Today, Alpha counts over 185,000 men among its brotherhood and has chartered over 850 chapters throughout all 50 states, the African continent, Europe, and the Caribbean. Alpha Phi Alpha has long stood at the forefront of the world community’s fight for civil rights through distinguished members such as W.E.B. DuBois, Congressman Adam Clayton Powell, Jr., United States Senator Edward Brooke, Rev. Dr. Martin Luther King, Jr., Supreme Court Justice Thurgood Marshall, United Nations Ambassador Andrew Young, and many others.

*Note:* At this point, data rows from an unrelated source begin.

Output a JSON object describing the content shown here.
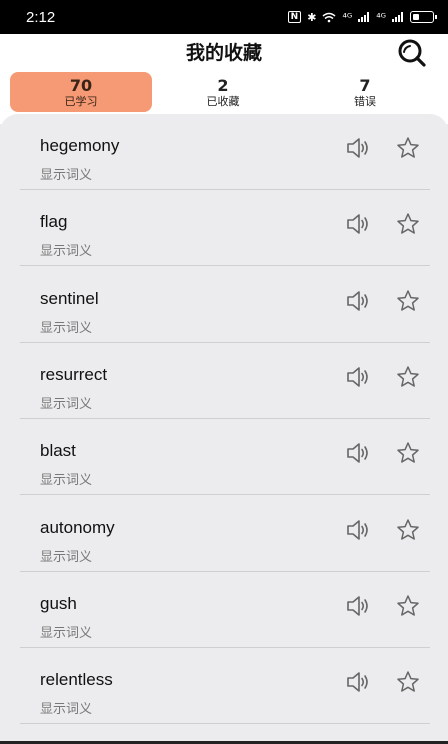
{
  "status_bar": {
    "time": "2:12",
    "nfc": "N",
    "bluetooth": "✱",
    "signal1": "⁴ᴳ",
    "signal2": "⁴ᴳ"
  },
  "header": {
    "title": "我的收藏",
    "search_icon": "search-icon"
  },
  "tabs": [
    {
      "count": "70",
      "label": "已学习",
      "active": true
    },
    {
      "count": "2",
      "label": "已收藏",
      "active": false
    },
    {
      "count": "7",
      "label": "错误",
      "active": false
    }
  ],
  "words": [
    {
      "word": "hegemony",
      "hint": "显示词义"
    },
    {
      "word": "flag",
      "hint": "显示词义"
    },
    {
      "word": "sentinel",
      "hint": "显示词义"
    },
    {
      "word": "resurrect",
      "hint": "显示词义"
    },
    {
      "word": "blast",
      "hint": "显示词义"
    },
    {
      "word": "autonomy",
      "hint": "显示词义"
    },
    {
      "word": "gush",
      "hint": "显示词义"
    },
    {
      "word": "relentless",
      "hint": "显示词义"
    }
  ],
  "colors": {
    "active_tab": "#f59a74",
    "panel_bg": "#ececee",
    "divider": "#cfcfd3"
  }
}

The founders, students at Cornell University in Ithaca, New York, are known as the Seven Jewels. They are Henry Arthur Callis, Charles Henry Chapman, Eugene Kinckle Jones, George Biddle Kelley, Nathaniel Allison Murray, Robert Harold Ogle, and Vertner Woodson Tandy. These young, visionary men recognized the need for a strong bond in an institution of higher learning that traditionally didn’t cater to men of African descent. They were keenly aware of how the ills of racism, discrimination, and prejudice systematically plagued African Americans, and sought to use the bonds of brotherhood to help each other, as well as, members of the campus and neighboring community march onward and upward.